• **WHAT TO WORK ON**
Please report how many lines in the data underneath hold the word "screenshot", with no other text.

• **DATA SECTION**
━━━━━━━━━━━━━━━━━━━━━━━━━━━━━━
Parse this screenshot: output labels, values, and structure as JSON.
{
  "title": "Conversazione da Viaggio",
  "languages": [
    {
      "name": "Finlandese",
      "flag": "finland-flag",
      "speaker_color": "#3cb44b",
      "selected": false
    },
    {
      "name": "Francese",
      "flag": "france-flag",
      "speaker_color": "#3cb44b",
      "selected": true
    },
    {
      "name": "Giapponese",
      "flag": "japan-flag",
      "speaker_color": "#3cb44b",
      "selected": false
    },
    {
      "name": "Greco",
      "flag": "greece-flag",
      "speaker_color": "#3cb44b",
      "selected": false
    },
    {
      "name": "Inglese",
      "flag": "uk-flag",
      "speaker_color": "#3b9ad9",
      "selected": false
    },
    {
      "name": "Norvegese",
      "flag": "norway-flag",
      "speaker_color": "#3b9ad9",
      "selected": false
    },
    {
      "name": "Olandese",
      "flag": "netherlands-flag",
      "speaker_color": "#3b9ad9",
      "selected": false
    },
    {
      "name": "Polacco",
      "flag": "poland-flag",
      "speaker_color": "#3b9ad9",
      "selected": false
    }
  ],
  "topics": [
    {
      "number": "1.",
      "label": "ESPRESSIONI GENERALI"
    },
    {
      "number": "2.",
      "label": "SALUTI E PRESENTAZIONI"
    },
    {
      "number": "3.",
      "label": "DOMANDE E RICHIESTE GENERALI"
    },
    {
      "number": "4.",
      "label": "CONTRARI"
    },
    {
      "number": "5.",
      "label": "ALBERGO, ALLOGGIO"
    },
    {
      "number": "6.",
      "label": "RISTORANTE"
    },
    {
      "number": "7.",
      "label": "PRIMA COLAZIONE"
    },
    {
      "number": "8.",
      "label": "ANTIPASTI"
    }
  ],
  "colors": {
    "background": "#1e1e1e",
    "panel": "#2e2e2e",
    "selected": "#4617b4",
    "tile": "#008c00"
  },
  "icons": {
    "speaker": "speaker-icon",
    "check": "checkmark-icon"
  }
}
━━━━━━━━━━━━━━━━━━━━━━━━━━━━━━
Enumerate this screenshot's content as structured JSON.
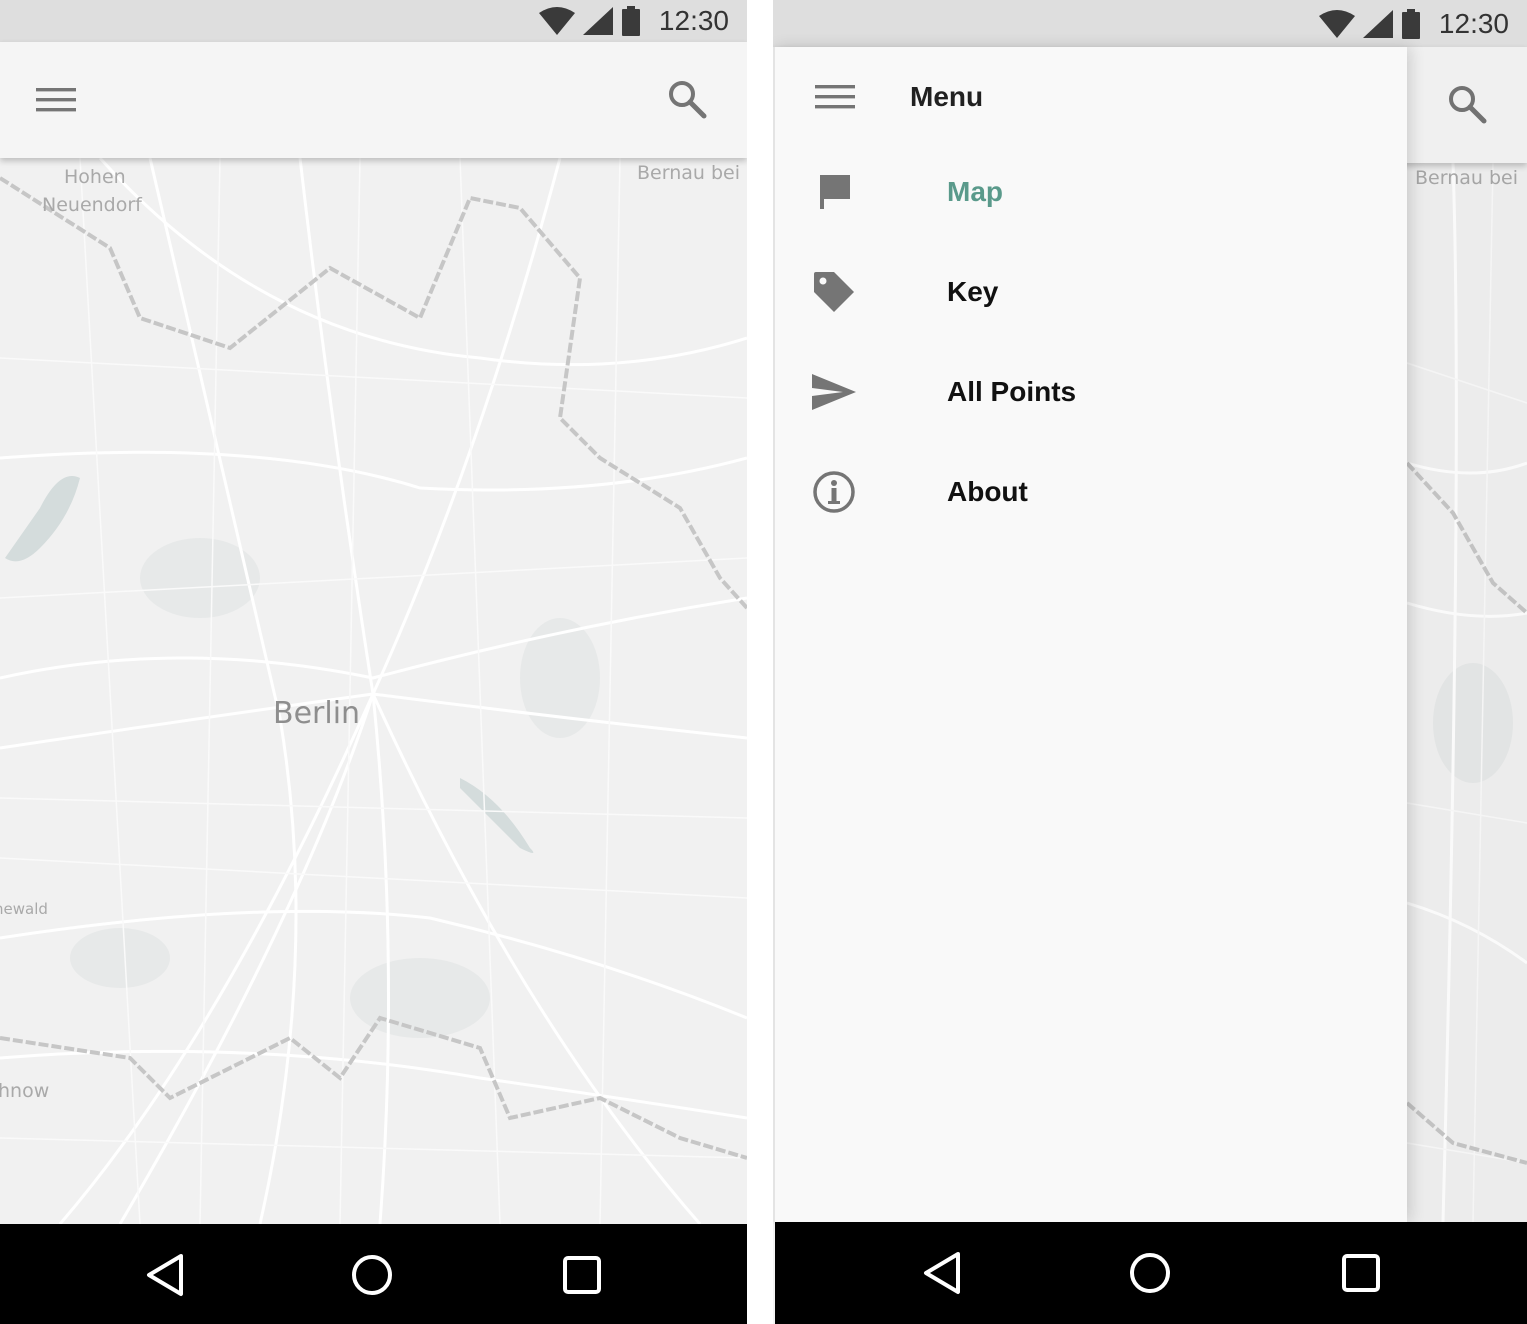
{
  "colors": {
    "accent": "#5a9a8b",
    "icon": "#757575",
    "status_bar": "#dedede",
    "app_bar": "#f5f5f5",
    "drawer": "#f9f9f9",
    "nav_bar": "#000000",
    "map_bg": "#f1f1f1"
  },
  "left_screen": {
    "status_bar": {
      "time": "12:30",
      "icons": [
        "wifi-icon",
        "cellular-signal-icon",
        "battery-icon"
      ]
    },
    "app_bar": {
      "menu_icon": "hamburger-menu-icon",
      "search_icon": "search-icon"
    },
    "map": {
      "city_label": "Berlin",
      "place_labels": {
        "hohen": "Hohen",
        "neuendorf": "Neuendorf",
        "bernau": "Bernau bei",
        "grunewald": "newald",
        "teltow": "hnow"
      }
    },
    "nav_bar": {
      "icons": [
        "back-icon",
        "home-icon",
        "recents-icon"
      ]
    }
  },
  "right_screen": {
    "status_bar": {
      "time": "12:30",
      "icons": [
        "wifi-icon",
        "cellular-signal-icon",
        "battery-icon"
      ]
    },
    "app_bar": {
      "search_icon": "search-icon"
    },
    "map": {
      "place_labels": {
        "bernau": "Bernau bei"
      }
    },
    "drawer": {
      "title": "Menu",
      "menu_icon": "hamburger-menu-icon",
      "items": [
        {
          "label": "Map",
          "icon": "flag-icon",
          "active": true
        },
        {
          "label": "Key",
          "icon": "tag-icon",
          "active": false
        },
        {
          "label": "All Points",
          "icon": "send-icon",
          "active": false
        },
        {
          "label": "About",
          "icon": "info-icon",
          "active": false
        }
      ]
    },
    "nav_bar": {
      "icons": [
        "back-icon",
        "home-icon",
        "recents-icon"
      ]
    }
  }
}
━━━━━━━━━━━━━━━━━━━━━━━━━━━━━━
• **TASK OUTPUT**
2